### Problem to work on
Your copy of the data below must be exact and must leave out all pictures.

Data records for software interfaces
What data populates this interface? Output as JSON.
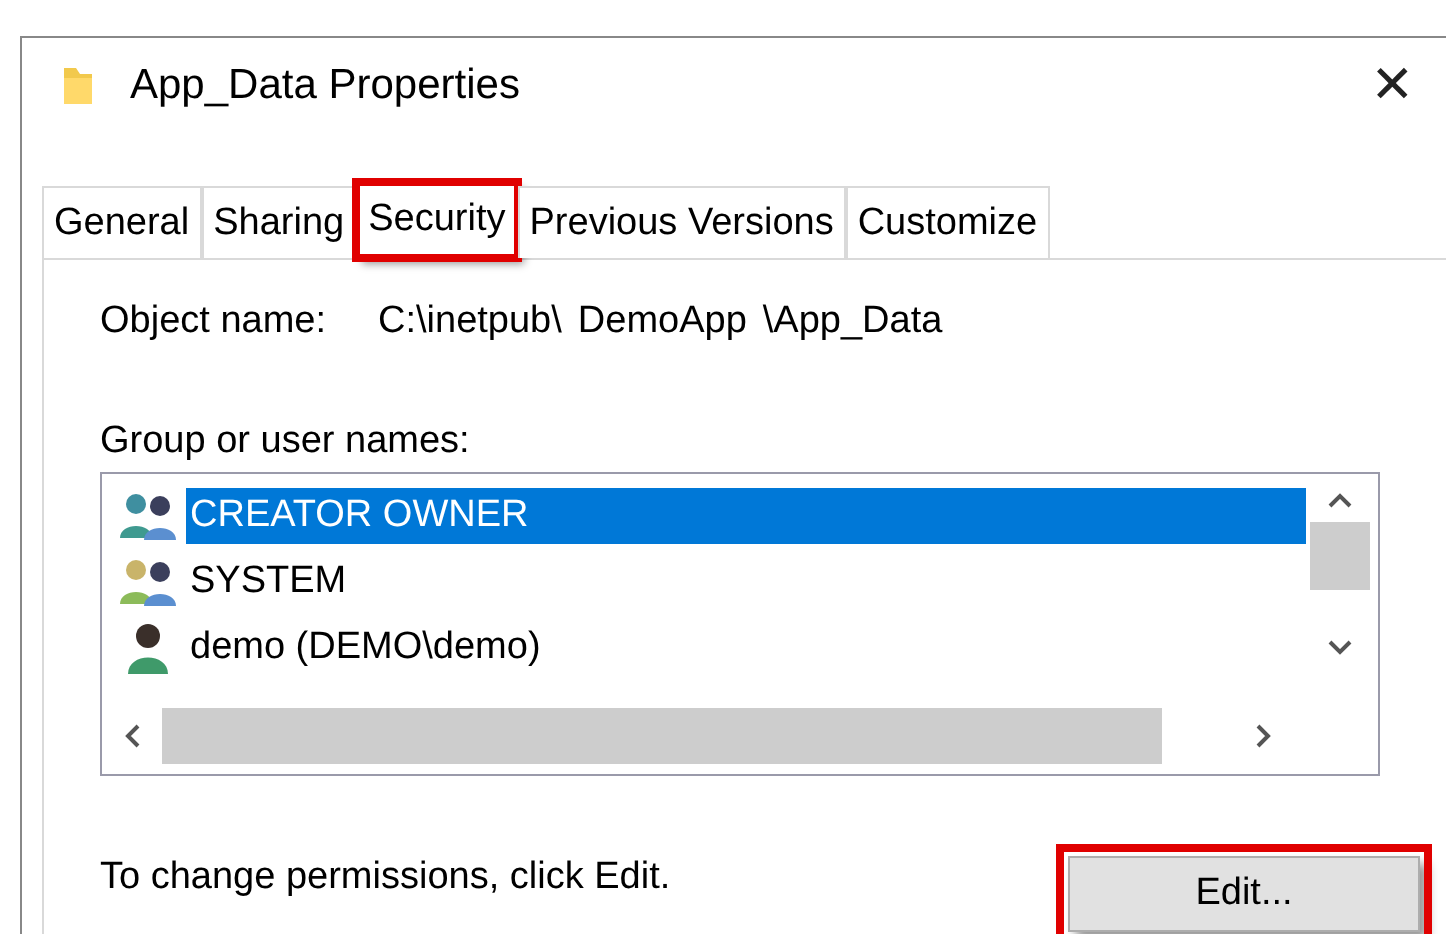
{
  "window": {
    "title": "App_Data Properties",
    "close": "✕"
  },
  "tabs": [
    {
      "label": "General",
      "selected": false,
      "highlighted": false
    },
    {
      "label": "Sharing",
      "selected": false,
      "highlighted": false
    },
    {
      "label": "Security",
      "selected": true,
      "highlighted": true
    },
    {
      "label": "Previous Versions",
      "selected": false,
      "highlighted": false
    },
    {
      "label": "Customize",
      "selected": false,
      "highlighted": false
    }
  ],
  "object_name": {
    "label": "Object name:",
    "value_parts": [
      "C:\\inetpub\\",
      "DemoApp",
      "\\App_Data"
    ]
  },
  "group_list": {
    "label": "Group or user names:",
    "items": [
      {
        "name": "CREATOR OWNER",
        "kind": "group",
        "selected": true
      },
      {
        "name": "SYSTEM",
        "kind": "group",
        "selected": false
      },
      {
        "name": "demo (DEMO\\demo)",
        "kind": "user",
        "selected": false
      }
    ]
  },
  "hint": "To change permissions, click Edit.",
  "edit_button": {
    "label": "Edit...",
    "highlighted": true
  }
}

### Solution
What data populates this interface? Output as JSON.
{
  "window": {
    "title": "App_Data Properties",
    "close": "✕"
  },
  "tabs": [
    {
      "label": "General",
      "selected": false,
      "highlighted": false
    },
    {
      "label": "Sharing",
      "selected": false,
      "highlighted": false
    },
    {
      "label": "Security",
      "selected": true,
      "highlighted": true
    },
    {
      "label": "Previous Versions",
      "selected": false,
      "highlighted": false
    },
    {
      "label": "Customize",
      "selected": false,
      "highlighted": false
    }
  ],
  "object_name": {
    "label": "Object name:",
    "value_parts": [
      "C:\\inetpub\\",
      "DemoApp",
      "\\App_Data"
    ]
  },
  "group_list": {
    "label": "Group or user names:",
    "items": [
      {
        "name": "CREATOR OWNER",
        "kind": "group",
        "selected": true
      },
      {
        "name": "SYSTEM",
        "kind": "group",
        "selected": false
      },
      {
        "name": "demo (DEMO\\demo)",
        "kind": "user",
        "selected": false
      }
    ]
  },
  "hint": "To change permissions, click Edit.",
  "edit_button": {
    "label": "Edit...",
    "highlighted": true
  }
}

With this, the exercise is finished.